The following list in our opinion contains the best set of practices you will need to reach your full potential as a networking all-star.
Quality over quantity
Limit the number of people you introduce yourself to. By getting to know two or three people very well at an industry event you are going to form much better connections than if you were bouncing around the room like a jackrabbit handing out business cards to people who more than likely won’t remember who it was that gave them the card in the first place. Networking is not a numbers game, it is about forming meaningful connections with your fellow business professionals to help one-another.
Fly solo at events
It is not uncommon for people attending their first few networking events to bring along a friend or work colleague as a safety net, after all we are not used to walking up to strangers and engaging with them in our everyday lives so this practice seems somewhat alien at first. While you may find comfort in attending with a friend, it may be holding you back from truly making the most of your time. For this reason we advise you to lose the safety net after your first few events to unlock your true networking potential.
Scrap the sales pitch
Networking is first and foremost about building relationships.
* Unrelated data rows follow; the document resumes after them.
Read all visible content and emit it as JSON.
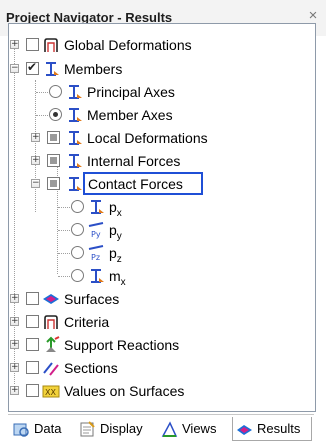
{
  "panel": {
    "title": "Project Navigator - Results",
    "close_glyph": "×"
  },
  "tree": {
    "global_deformations": "Global Deformations",
    "members": "Members",
    "principal_axes": "Principal Axes",
    "member_axes": "Member Axes",
    "local_deformations": "Local Deformations",
    "internal_forces": "Internal Forces",
    "contact_forces": "Contact Forces",
    "px": "p",
    "px_sub": "x",
    "py": "p",
    "py_sub": "y",
    "pz": "p",
    "pz_sub": "z",
    "mx": "m",
    "mx_sub": "x",
    "surfaces": "Surfaces",
    "criteria": "Criteria",
    "support_reactions": "Support Reactions",
    "sections": "Sections",
    "values_on_surfaces": "Values on Surfaces",
    "py_icon_text": "Py",
    "pz_icon_text": "Pz",
    "values_icon_text": "XX"
  },
  "tabs": [
    {
      "label": "Data",
      "icon": "data-icon"
    },
    {
      "label": "Display",
      "icon": "display-icon"
    },
    {
      "label": "Views",
      "icon": "views-icon"
    },
    {
      "label": "Results",
      "icon": "results-icon",
      "active": true
    }
  ],
  "colors": {
    "selection_border": "#1f4fd6",
    "member_icon_blue": "#2b4fc7",
    "member_icon_orange": "#e07a1a",
    "surface_blue": "#1a6fd8",
    "surface_magenta": "#d21f8a"
  }
}
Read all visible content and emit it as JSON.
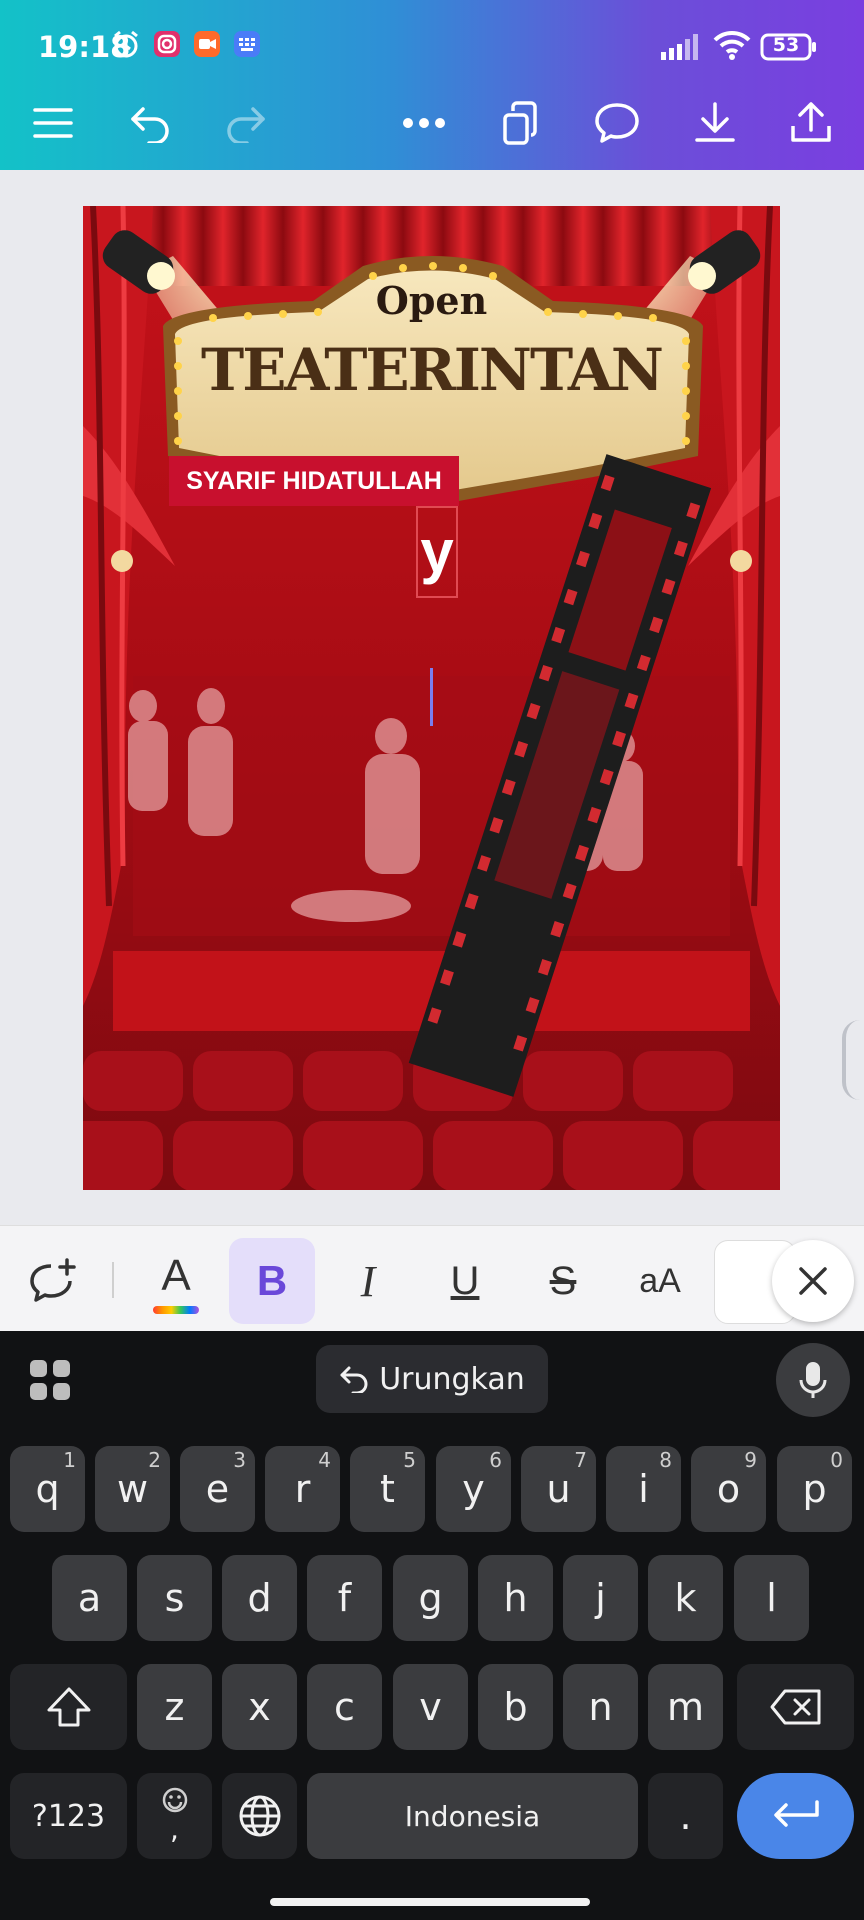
{
  "status_bar": {
    "time": "19:18",
    "battery": "53"
  },
  "toolbar": {
    "menu": "menu-icon",
    "undo": "undo-icon",
    "redo": "redo-icon",
    "more": "more-icon",
    "pages": "pages-icon",
    "comment": "comment-icon",
    "download": "download-icon",
    "share": "share-icon"
  },
  "poster": {
    "sign_top": "Open",
    "sign_title": "TEATERINTAN",
    "name_label": "SYARIF HIDATULLAH",
    "typed_text": "y"
  },
  "format_bar": {
    "bold": "B",
    "italic": "I",
    "underline": "U",
    "strike": "S",
    "case": "aA",
    "color_letter": "A"
  },
  "keyboard": {
    "undo_label": "Urungkan",
    "row1": [
      {
        "k": "q",
        "n": "1"
      },
      {
        "k": "w",
        "n": "2"
      },
      {
        "k": "e",
        "n": "3"
      },
      {
        "k": "r",
        "n": "4"
      },
      {
        "k": "t",
        "n": "5"
      },
      {
        "k": "y",
        "n": "6"
      },
      {
        "k": "u",
        "n": "7"
      },
      {
        "k": "i",
        "n": "8"
      },
      {
        "k": "o",
        "n": "9"
      },
      {
        "k": "p",
        "n": "0"
      }
    ],
    "row2": [
      "a",
      "s",
      "d",
      "f",
      "g",
      "h",
      "j",
      "k",
      "l"
    ],
    "row3": [
      "z",
      "x",
      "c",
      "v",
      "b",
      "n",
      "m"
    ],
    "symbols": "?123",
    "emoji_comma": ",",
    "space": "Indonesia",
    "period": "."
  }
}
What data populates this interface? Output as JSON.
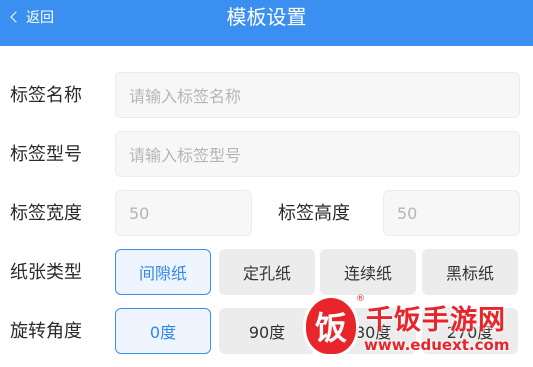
{
  "header": {
    "back_label": "返回",
    "title": "模板设置"
  },
  "form": {
    "name": {
      "label": "标签名称",
      "placeholder": "请输入标签名称"
    },
    "model": {
      "label": "标签型号",
      "placeholder": "请输入标签型号"
    },
    "width": {
      "label": "标签宽度",
      "value": "50"
    },
    "height": {
      "label": "标签高度",
      "value": "50"
    },
    "paper_type": {
      "label": "纸张类型",
      "options": [
        "间隙纸",
        "定孔纸",
        "连续纸",
        "黑标纸"
      ],
      "selected": "间隙纸"
    },
    "rotation": {
      "label": "旋转角度",
      "options": [
        "0度",
        "90度",
        "180度",
        "270度"
      ],
      "selected": "0度"
    }
  },
  "watermark": {
    "logo_char": "饭",
    "name": "千饭手游网",
    "url": "www.eduext.com",
    "reg": "®"
  },
  "colors": {
    "accent": "#3b8ff0",
    "watermark": "#e8252b"
  }
}
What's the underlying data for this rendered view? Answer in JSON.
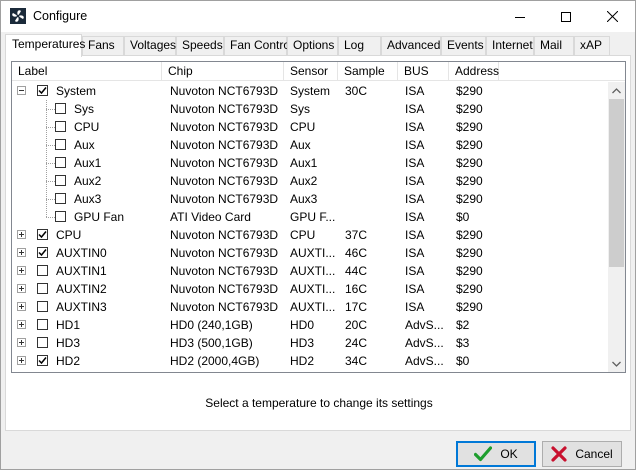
{
  "window": {
    "title": "Configure"
  },
  "tabs": [
    {
      "label": "Temperatures",
      "active": true
    },
    {
      "label": "Fans"
    },
    {
      "label": "Voltages"
    },
    {
      "label": "Speeds"
    },
    {
      "label": "Fan Control"
    },
    {
      "label": "Options"
    },
    {
      "label": "Log"
    },
    {
      "label": "Advanced"
    },
    {
      "label": "Events"
    },
    {
      "label": "Internet"
    },
    {
      "label": "Mail"
    },
    {
      "label": "xAP"
    }
  ],
  "columns": [
    "Label",
    "Chip",
    "Sensor",
    "Sample",
    "BUS",
    "Address"
  ],
  "rows": [
    {
      "label": "System",
      "chip": "Nuvoton NCT6793D",
      "sensor": "System",
      "sample": "30C",
      "bus": "ISA",
      "address": "$290",
      "checked": true,
      "level": 0,
      "expand": "minus"
    },
    {
      "label": "Sys",
      "chip": "Nuvoton NCT6793D",
      "sensor": "Sys",
      "sample": "",
      "bus": "ISA",
      "address": "$290",
      "checked": false,
      "level": 1,
      "expand": ""
    },
    {
      "label": "CPU",
      "chip": "Nuvoton NCT6793D",
      "sensor": "CPU",
      "sample": "",
      "bus": "ISA",
      "address": "$290",
      "checked": false,
      "level": 1,
      "expand": ""
    },
    {
      "label": "Aux",
      "chip": "Nuvoton NCT6793D",
      "sensor": "Aux",
      "sample": "",
      "bus": "ISA",
      "address": "$290",
      "checked": false,
      "level": 1,
      "expand": ""
    },
    {
      "label": "Aux1",
      "chip": "Nuvoton NCT6793D",
      "sensor": "Aux1",
      "sample": "",
      "bus": "ISA",
      "address": "$290",
      "checked": false,
      "level": 1,
      "expand": ""
    },
    {
      "label": "Aux2",
      "chip": "Nuvoton NCT6793D",
      "sensor": "Aux2",
      "sample": "",
      "bus": "ISA",
      "address": "$290",
      "checked": false,
      "level": 1,
      "expand": ""
    },
    {
      "label": "Aux3",
      "chip": "Nuvoton NCT6793D",
      "sensor": "Aux3",
      "sample": "",
      "bus": "ISA",
      "address": "$290",
      "checked": false,
      "level": 1,
      "expand": ""
    },
    {
      "label": "GPU Fan",
      "chip": "ATI Video Card",
      "sensor": "GPU F...",
      "sample": "",
      "bus": "ISA",
      "address": "$0",
      "checked": false,
      "level": 1,
      "expand": ""
    },
    {
      "label": "CPU",
      "chip": "Nuvoton NCT6793D",
      "sensor": "CPU",
      "sample": "37C",
      "bus": "ISA",
      "address": "$290",
      "checked": true,
      "level": 0,
      "expand": "plus"
    },
    {
      "label": "AUXTIN0",
      "chip": "Nuvoton NCT6793D",
      "sensor": "AUXTI...",
      "sample": "46C",
      "bus": "ISA",
      "address": "$290",
      "checked": true,
      "level": 0,
      "expand": "plus"
    },
    {
      "label": "AUXTIN1",
      "chip": "Nuvoton NCT6793D",
      "sensor": "AUXTI...",
      "sample": "44C",
      "bus": "ISA",
      "address": "$290",
      "checked": false,
      "level": 0,
      "expand": "plus"
    },
    {
      "label": "AUXTIN2",
      "chip": "Nuvoton NCT6793D",
      "sensor": "AUXTI...",
      "sample": "16C",
      "bus": "ISA",
      "address": "$290",
      "checked": false,
      "level": 0,
      "expand": "plus"
    },
    {
      "label": "AUXTIN3",
      "chip": "Nuvoton NCT6793D",
      "sensor": "AUXTI...",
      "sample": "17C",
      "bus": "ISA",
      "address": "$290",
      "checked": false,
      "level": 0,
      "expand": "plus"
    },
    {
      "label": "HD1",
      "chip": "HD0 (240,1GB)",
      "sensor": "HD0",
      "sample": "20C",
      "bus": "AdvS...",
      "address": "$2",
      "checked": false,
      "level": 0,
      "expand": "plus"
    },
    {
      "label": "HD3",
      "chip": "HD3 (500,1GB)",
      "sensor": "HD3",
      "sample": "24C",
      "bus": "AdvS...",
      "address": "$3",
      "checked": false,
      "level": 0,
      "expand": "plus"
    },
    {
      "label": "HD2",
      "chip": "HD2 (2000,4GB)",
      "sensor": "HD2",
      "sample": "34C",
      "bus": "AdvS...",
      "address": "$0",
      "checked": true,
      "level": 0,
      "expand": "plus"
    }
  ],
  "hint": "Select a temperature to change its settings",
  "buttons": {
    "ok": "OK",
    "cancel": "Cancel"
  },
  "colors": {
    "ok_check": "#1e9e2e",
    "cancel_x": "#c8102e",
    "accent": "#0078d7"
  }
}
With this in mind, remember to keep your exchange light, engaging and informal. The idea is to get the conversation started, not to bombard people with a 30 second sales pitch straight from the off before they have even had chance to engage you with pleasantries. Business is all about people, and people are much more willing to do business with others whose company they enjoy. So be both friendly and likeable, and don’t make an ass of yourself.
Think about ways you can add value to a potential connection without expecting anything in return. By giving to your connections, whether that be introducing them to others in your network or helping them with a favour, you can be sure that more often than not you will be on the receiving end of goodwill later on down the line and it never hurts to have people in your network that you know you can go to for a favour, having previously helped them out.
Leverage Social Media
If you produce quality content in your area of expertise whether it be via a blog, LinkedIn, Facebook or video, you can use the content as an icebreaker with those you meet. Having online content to discuss will give those you meet something to remember you by while also giving them a platform in which to reach out and follow up after the event.
Personal stories will make you more interesting and memorable. It is all well and good discussing business matters with your peers as that is after all the primary reason for your being at the event, but this won’t separate you from any other Tom, Dick or Harry they meet. Try bringing in personal stories to your conversations, be it anecdotal or just a fact about yourself that ties into something the person you are conversing with has been discussing.
Keep business cards on you so that the contacts you do make have something to remember you by. As previously mentioned, this shouldn’t be the sole purpose of your interaction, but it is a good idea to exchange business cards to make it easy to follow up with your new connections after the event. When you ask for someone’s card after having a conversation, take notes on their business card after they walk away or immediately after the event. This will help you to be more specific when you follow-up (with this in mind always keep a pen on you too!).
The most simple and easily adopted advice on the list, smile! Smiling is infectious, and it will put you and everyone you meet at ease. People are drawn to warm, confident individuals and a simple smile will go a long way to demonstrating these character traits. Smile from the moment you walk through the door and you will be surprised by how much of a difference it makes to your interactions.
Ask to keep in touch with everyone you meet at these events. A quick and simple message the next day saying that it was nice to have met and that you look forward to keeping in touch with them and maintaining contact with your new connection could be the start of a long and prosperous relationship.
Even if you don’t believe a certain person you met can help you directly, think about the possibilities that they could extend to you through their networks. By making connections over a vast array of fields, ages and specialties you are broadening your reach for whenever it is you will need it the most. So remember to forge ties with everyone you meet and build on them every chance you get.
Practice, Practice, Practice
Networking gets easier with time if you remain active with your efforts. It is like anything in life, practicing will improve your performance and in turn, outcomes. In essence every exchange we share with another person is a form of networking. By asking your co-workers or the checkout assistant at your local supermarket how their day has been going you are exercising your social muscles, and it really isn’t all that different to sparking up a conversation with that key influencer you are looking to connect with at your next event.
These are the key areas of networking we believe lead to success in the sociable world of business. Are there any ideas or advice we have missed out? Leave a comment underneath with your thoughts and opinions on networking.